Lifestyle entrepreneurship doesn’t have to involve travel. It can allow you to raise your children, care for ailing loved ones, or spend time on a hobby or volunteer work. But it all starts with deciding what life you want to lead and then building a career around it.
Pinpoint Your Passions
What are you passionate about? In some cases, you might be able to combine your passion and your business. For example, if you love food and travel, you might be able to build a lifestyle business around a travel food blog.
Brainstorm Ideas That Align With Your Passions
There are essentially three ways to make money: sell your skills, sell physical products, or sell information.
Using your list of passions, come up with business ideas that involve making money from them. For example, if you love gardening, some ideas to make money can include a landscaping business (selling skills), selling gardening tools (physical products), or selling a course on gardening (information).
Research Your Ideas
Pick a few of your top ideas and research whether or not they can help you create the life you want. If they don’t provide you with the freedom to pursue your lifestyle goal outlined in the first step, then they’re not the home business you want.

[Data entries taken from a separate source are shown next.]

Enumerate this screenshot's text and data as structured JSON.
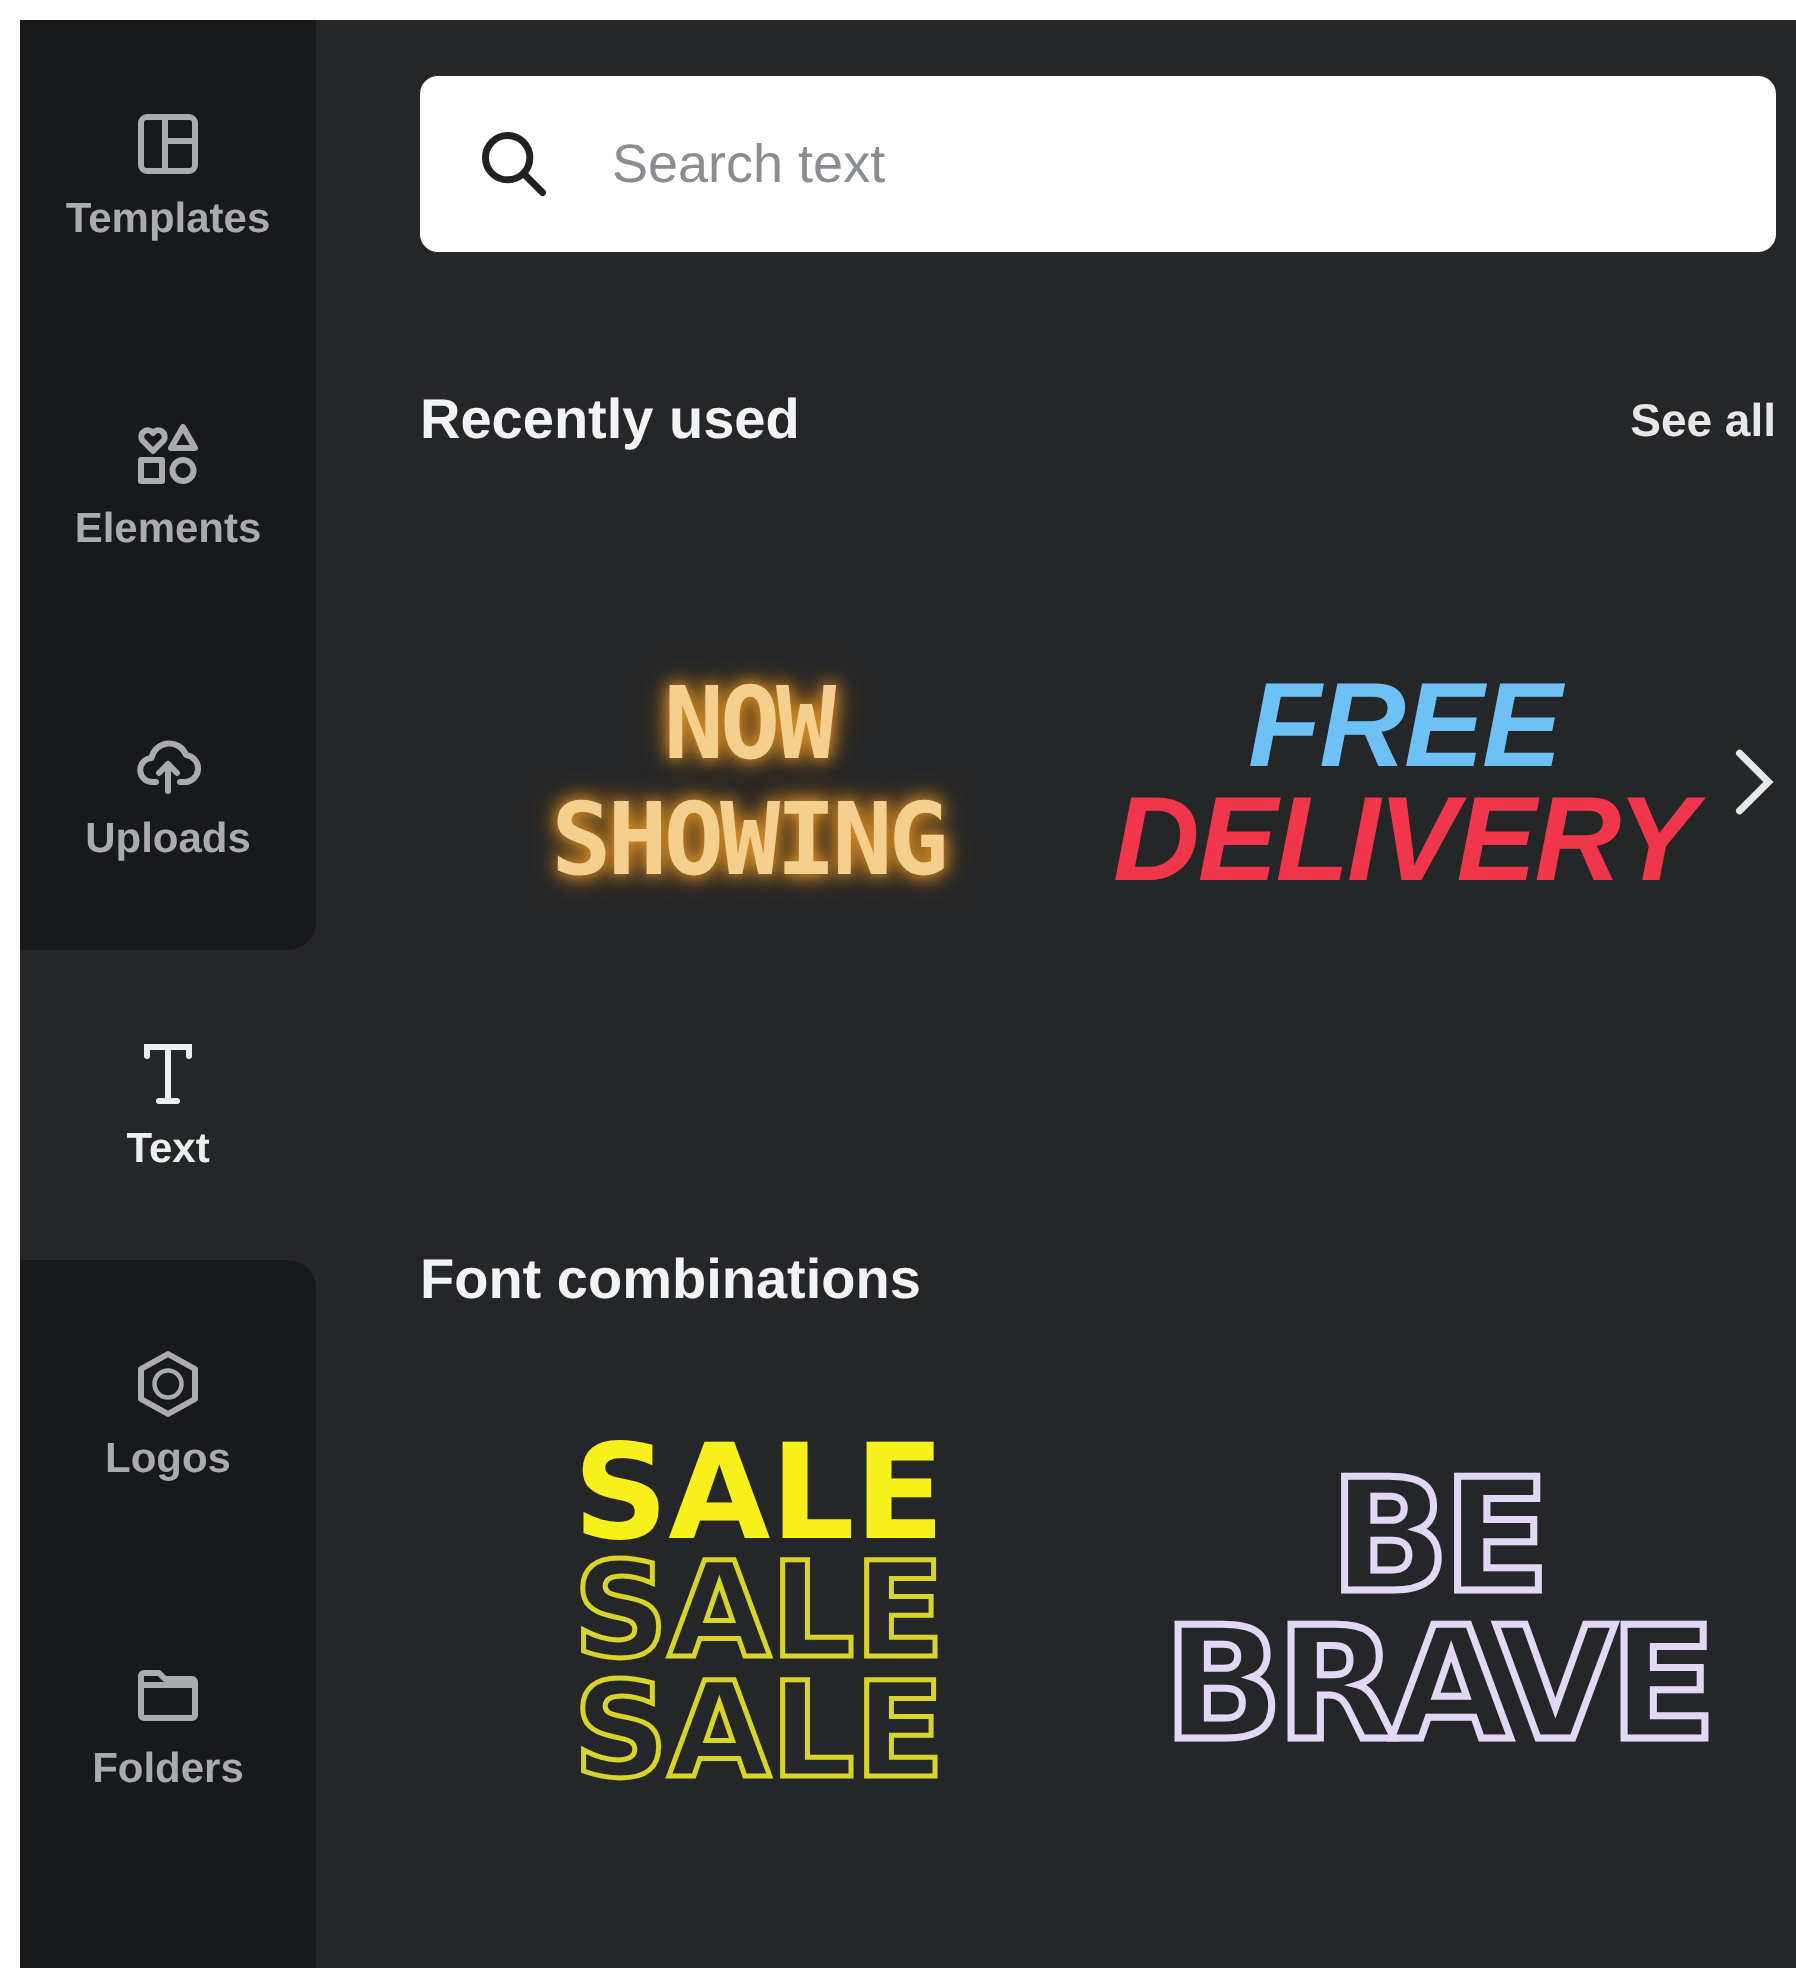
{
  "sidebar": {
    "items": [
      {
        "label": "Templates",
        "kind": "layout",
        "selected": false
      },
      {
        "label": "Elements",
        "kind": "shapes",
        "selected": false
      },
      {
        "label": "Uploads",
        "kind": "cloud",
        "selected": false
      },
      {
        "label": "Text",
        "kind": "text",
        "selected": true
      },
      {
        "label": "Logos",
        "kind": "hexagon",
        "selected": false
      },
      {
        "label": "Folders",
        "kind": "folder",
        "selected": false
      }
    ]
  },
  "search": {
    "placeholder": "Search text"
  },
  "sections": [
    {
      "title": "Recently used",
      "see_all": "See all",
      "has_next": true,
      "items": [
        {
          "kind": "neon",
          "lines": [
            "NOW",
            "SHOWING"
          ]
        },
        {
          "kind": "bold",
          "lines": [
            "FREE",
            "DELIVERY"
          ]
        }
      ]
    },
    {
      "title": "Font combinations",
      "items": [
        {
          "kind": "stacked",
          "lines": [
            "SALE",
            "SALE",
            "SALE"
          ]
        },
        {
          "kind": "outline",
          "lines": [
            "BE",
            "BRAVE"
          ]
        }
      ]
    }
  ]
}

Things to consider are portability (if you want to travel), flexibility, and income potential. You’ll also need to determine if there is a market for your ideas.
Develop a Business Plan
Make a list of what is involved in getting your lifestyle business off the ground. The basics include a website and email list service. But you also need to consider what you’re offering and how you’ll deliver it. In this step, you want to list all the to-dos and equipment you’ll need to get started.
Next, write your lifestyle business plan. This should include all the details that go into a traditional business plan, such as your product and service idea, financials, marketing, and so on. However, you’ll also want to pay special attention to make sure it’s going to support the life you want.
Take Care of the Paperwork
Obtain any permits and licenses necessary to set up your business structure and legally form your business. If you plan to be a traveling lifestyle entrepreneur, you still need to pick a place to call home. Even if you don’t live there for most of the year, you need a place of residence that will be listed on all your business documents.
If you’re an ex-pat or want to live abroad, talk to a lawyer or accountant for advice on setting up a residency outside of your current country. You’ll also need to consider banking and other financial details if you’ll be moving out of the country or traveling.
Develop Pricing and Marketing
Set up pricing for your products or service. Make sure you’re charging enough to fund your lifestyle goal, but not so much that you don’t have a market willing to pay your prices.
You’ll also need to build your website and email marketing funnel. This is essentially your business center. This is where you’ll sell yourself, as well as your products and services.
You’ll need to define your ideal client/customer, figure out the best place to reach them, and create materials and systems to get your business in front of them. Email, social media, blogging, interviews on podcasts, and videos are all great ways to spread the word about your business.
Automate, Systematize, and Outsource Where Possible
Automation can include things such as digital product delivery after a sale or social media scheduling tools.
Systems are processes that run your business seamlessly. They can include lead generation systems, sales funnels, and sales processes.
You can hire a virtual assistant (or several) to manage many of the day-to-day aspects of your business, such as customer support, social media management, public relations and marketing, and bookkeeping. The more work you can delegate to someone else, the more time you can spend on your lifestyle goals.
A lifestyle entrepreneur is someone who tailors their business to support their lifestyle goals.
Lifestyle entrepreneurs typically prioritize freedom over business growth.
Like other entrepreneurs, lifestyle entrepreneurs should have a business plan and business goals; however, these goals will be in service of their greater lifestyle goals.